#### DIRECTIONS FOR THIS TASK
Output the listing word for word, minus pictures.

(SUPPLIED DATA begins)

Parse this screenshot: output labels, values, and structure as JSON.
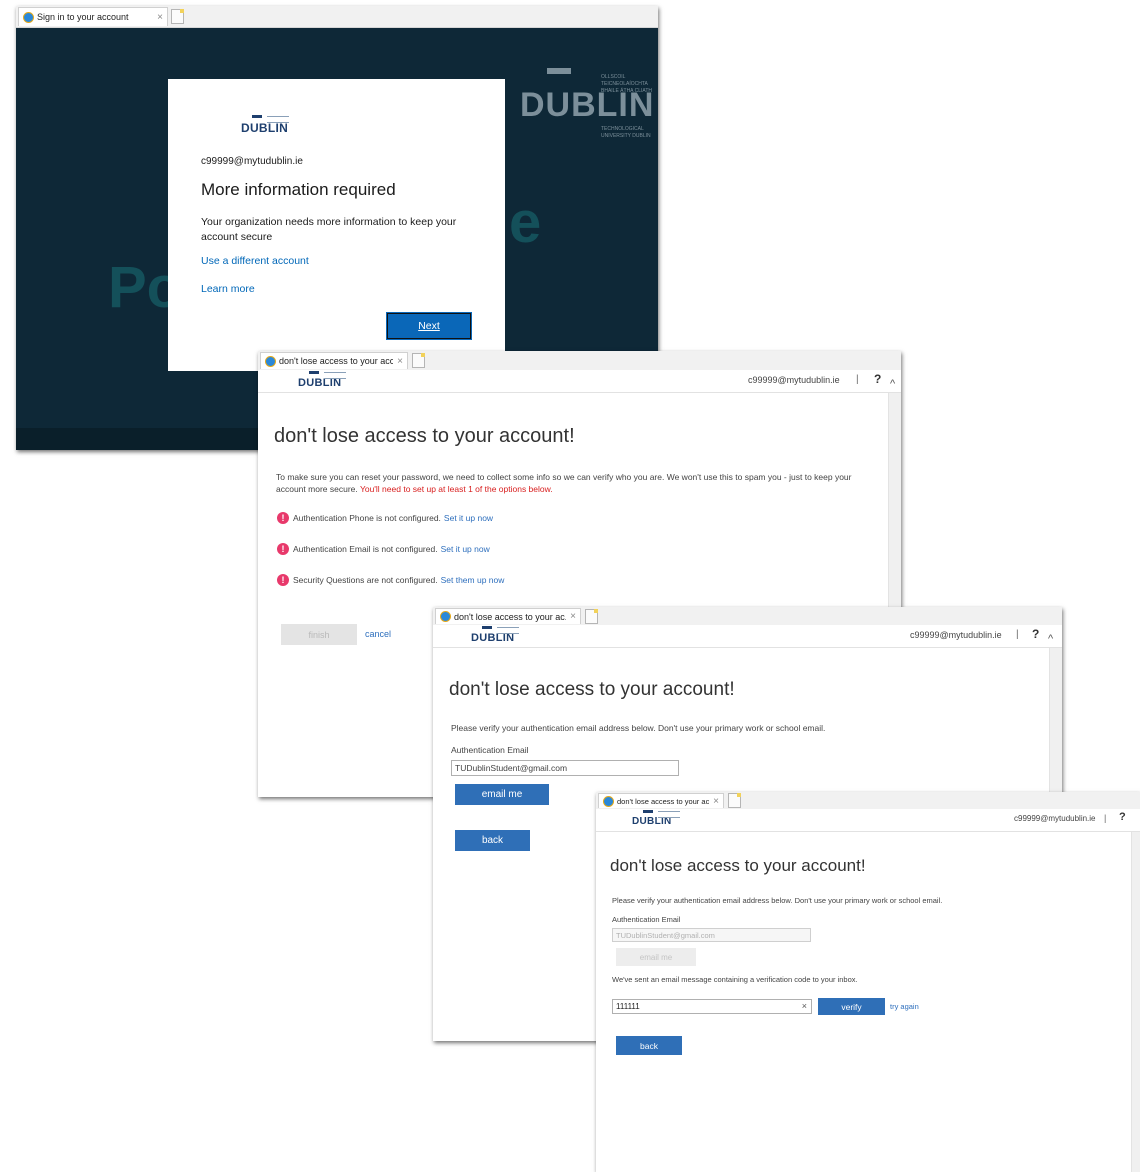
{
  "brand": {
    "logo_text": "DUBLIN",
    "bg_wordmark": "DUBLIN",
    "bg_subtitle_1": "OLLSCOIL TEICNEOLAÍOCHTA BHAILE ÁTHA CLIATH",
    "bg_subtitle_2": "TECHNOLOGICAL UNIVERSITY DUBLIN",
    "bg_word_left": "Po",
    "bg_word_right": "e",
    "colors": {
      "navy": "#0e2837",
      "link_blue": "#0067b8",
      "button_blue": "#2f6fb7",
      "error_pink": "#e8396b",
      "warning_red": "#d81e1e"
    }
  },
  "signin": {
    "tab_title": "Sign in to your account",
    "email": "c99999@mytudublin.ie",
    "heading": "More information required",
    "description": "Your organization needs more information to keep your account secure",
    "link_different_account": "Use a different account",
    "link_learn_more": "Learn more",
    "next_label": "Next"
  },
  "setup": {
    "tab_title": "don't lose access to your acc...",
    "user": "c99999@mytudublin.ie",
    "separator": "|",
    "help": "?",
    "chevron": "^",
    "title": "don't lose access to your account!",
    "intro": "To make sure you can reset your password, we need to collect some info so we can verify who you are. We won't use this to spam you - just to keep your account more secure.",
    "intro_warning": "You'll need to set up at least 1 of the options below.",
    "items": [
      {
        "text": "Authentication Phone is not configured.",
        "link": "Set it up now"
      },
      {
        "text": "Authentication Email is not configured.",
        "link": "Set it up now"
      },
      {
        "text": "Security Questions are not configured.",
        "link": "Set them up now"
      }
    ],
    "finish_label": "finish",
    "cancel_label": "cancel"
  },
  "email_verify": {
    "tab_title": "don't lose access to your ac...",
    "user": "c99999@mytudublin.ie",
    "separator": "|",
    "help": "?",
    "chevron": "^",
    "title": "don't lose access to your account!",
    "instructions": "Please verify your authentication email address below. Don't use your primary work or school email.",
    "field_label": "Authentication Email",
    "field_value": "TUDublinStudent@gmail.com",
    "email_me_label": "email me",
    "back_label": "back"
  },
  "code_verify": {
    "tab_title": "don't lose access to your ac...",
    "user": "c99999@mytudublin.ie",
    "separator": "|",
    "help": "?",
    "title": "don't lose access to your account!",
    "instructions": "Please verify your authentication email address below. Don't use your primary work or school email.",
    "field_label": "Authentication Email",
    "field_value": "TUDublinStudent@gmail.com",
    "email_me_label": "email me",
    "sent_message": "We've sent an email message containing a verification code to your inbox.",
    "code_value": "111111",
    "clear_label": "×",
    "verify_label": "verify",
    "try_again_label": "try again",
    "back_label": "back"
  }
}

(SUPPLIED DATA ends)

#### SOLUTION BELOW
Parse this screenshot: output labels, values, and structure as JSON.
{
  "brand": {
    "logo_text": "DUBLIN",
    "bg_wordmark": "DUBLIN",
    "bg_subtitle_1": "OLLSCOIL TEICNEOLAÍOCHTA BHAILE ÁTHA CLIATH",
    "bg_subtitle_2": "TECHNOLOGICAL UNIVERSITY DUBLIN",
    "bg_word_left": "Po",
    "bg_word_right": "e",
    "colors": {
      "navy": "#0e2837",
      "link_blue": "#0067b8",
      "button_blue": "#2f6fb7",
      "error_pink": "#e8396b",
      "warning_red": "#d81e1e"
    }
  },
  "signin": {
    "tab_title": "Sign in to your account",
    "email": "c99999@mytudublin.ie",
    "heading": "More information required",
    "description": "Your organization needs more information to keep your account secure",
    "link_different_account": "Use a different account",
    "link_learn_more": "Learn more",
    "next_label": "Next"
  },
  "setup": {
    "tab_title": "don't lose access to your acc...",
    "user": "c99999@mytudublin.ie",
    "separator": "|",
    "help": "?",
    "chevron": "^",
    "title": "don't lose access to your account!",
    "intro": "To make sure you can reset your password, we need to collect some info so we can verify who you are. We won't use this to spam you - just to keep your account more secure.",
    "intro_warning": "You'll need to set up at least 1 of the options below.",
    "items": [
      {
        "text": "Authentication Phone is not configured.",
        "link": "Set it up now"
      },
      {
        "text": "Authentication Email is not configured.",
        "link": "Set it up now"
      },
      {
        "text": "Security Questions are not configured.",
        "link": "Set them up now"
      }
    ],
    "finish_label": "finish",
    "cancel_label": "cancel"
  },
  "email_verify": {
    "tab_title": "don't lose access to your ac...",
    "user": "c99999@mytudublin.ie",
    "separator": "|",
    "help": "?",
    "chevron": "^",
    "title": "don't lose access to your account!",
    "instructions": "Please verify your authentication email address below. Don't use your primary work or school email.",
    "field_label": "Authentication Email",
    "field_value": "TUDublinStudent@gmail.com",
    "email_me_label": "email me",
    "back_label": "back"
  },
  "code_verify": {
    "tab_title": "don't lose access to your ac...",
    "user": "c99999@mytudublin.ie",
    "separator": "|",
    "help": "?",
    "title": "don't lose access to your account!",
    "instructions": "Please verify your authentication email address below. Don't use your primary work or school email.",
    "field_label": "Authentication Email",
    "field_value": "TUDublinStudent@gmail.com",
    "email_me_label": "email me",
    "sent_message": "We've sent an email message containing a verification code to your inbox.",
    "code_value": "111111",
    "clear_label": "×",
    "verify_label": "verify",
    "try_again_label": "try again",
    "back_label": "back"
  }
}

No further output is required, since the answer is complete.